Listed records below:

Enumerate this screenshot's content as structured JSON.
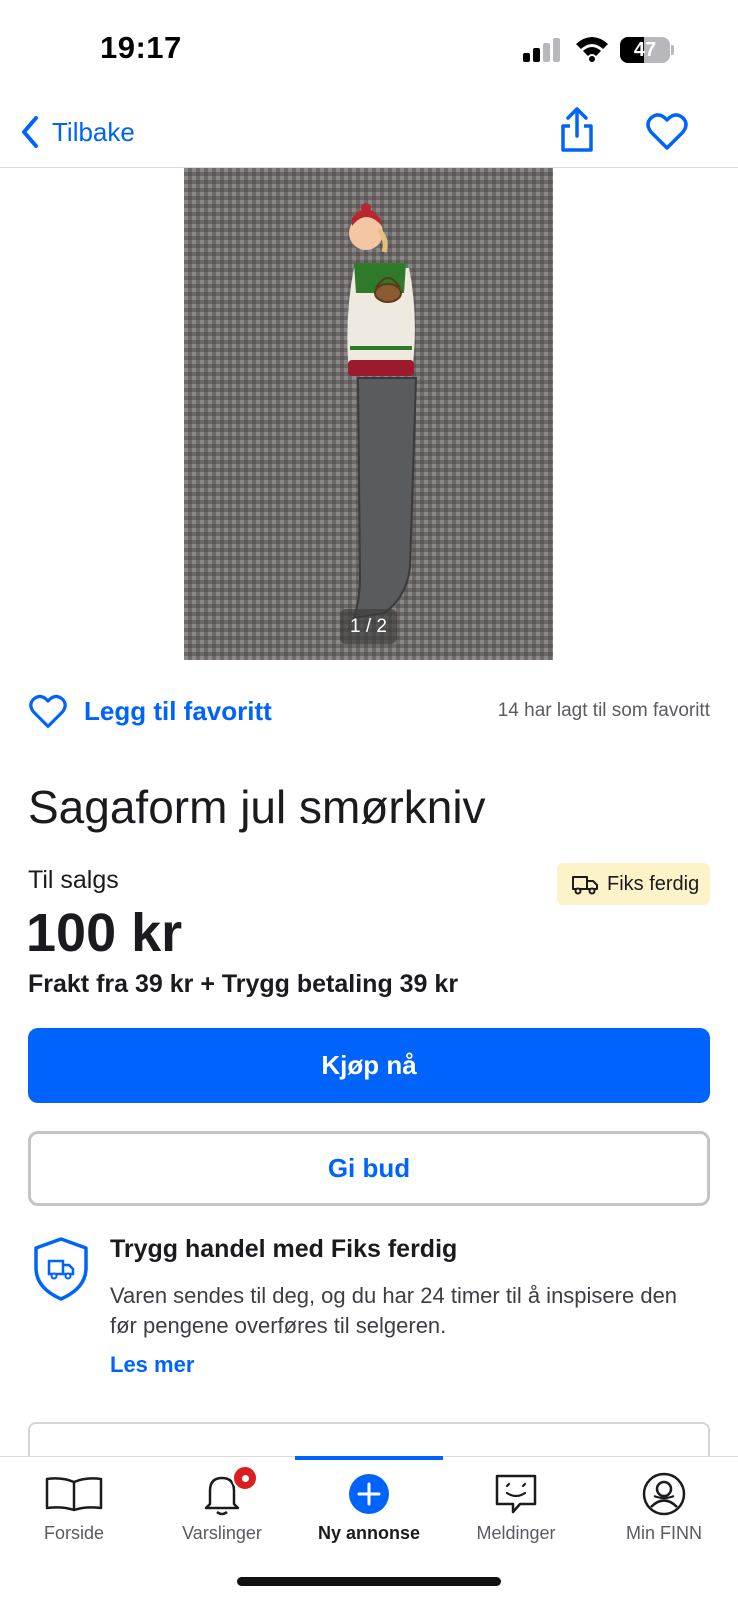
{
  "status_bar": {
    "time": "19:17",
    "battery_level": "47",
    "battery_fraction": 0.47
  },
  "nav": {
    "back_label": "Tilbake",
    "share_icon": "share-icon",
    "favorite_icon": "heart-icon"
  },
  "gallery": {
    "counter": "1 / 2"
  },
  "favorite": {
    "add_label": "Legg til favoritt",
    "count_text": "14 har lagt til som favoritt"
  },
  "listing": {
    "title": "Sagaform jul smørkniv",
    "sale_label": "Til salgs",
    "badge": "Fiks ferdig",
    "price": "100 kr",
    "shipping": "Frakt fra 39 kr + Trygg betaling 39 kr"
  },
  "actions": {
    "buy_label": "Kjøp nå",
    "bid_label": "Gi bud"
  },
  "safe_trade": {
    "title": "Trygg handel med Fiks ferdig",
    "text": "Varen sendes til deg, og du har 24 timer til å inspisere den før pengene overføres til selgeren.",
    "link": "Les mer"
  },
  "tabs": [
    {
      "label": "Forside",
      "icon": "book-icon"
    },
    {
      "label": "Varslinger",
      "icon": "bell-icon"
    },
    {
      "label": "Ny annonse",
      "icon": "plus-circle-icon",
      "active": true
    },
    {
      "label": "Meldinger",
      "icon": "chat-icon"
    },
    {
      "label": "Min FINN",
      "icon": "profile-icon"
    }
  ],
  "colors": {
    "accent": "#0063fb",
    "badge_bg": "#fdf3c8",
    "notification": "#d91f1f"
  }
}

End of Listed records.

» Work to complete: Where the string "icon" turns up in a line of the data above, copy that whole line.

» Response for this exercise:
    "share_icon": "share-icon",
    "favorite_icon": "heart-icon"
      "icon": "book-icon"
      "icon": "bell-icon"
      "icon": "plus-circle-icon",
      "icon": "chat-icon"
      "icon": "profile-icon"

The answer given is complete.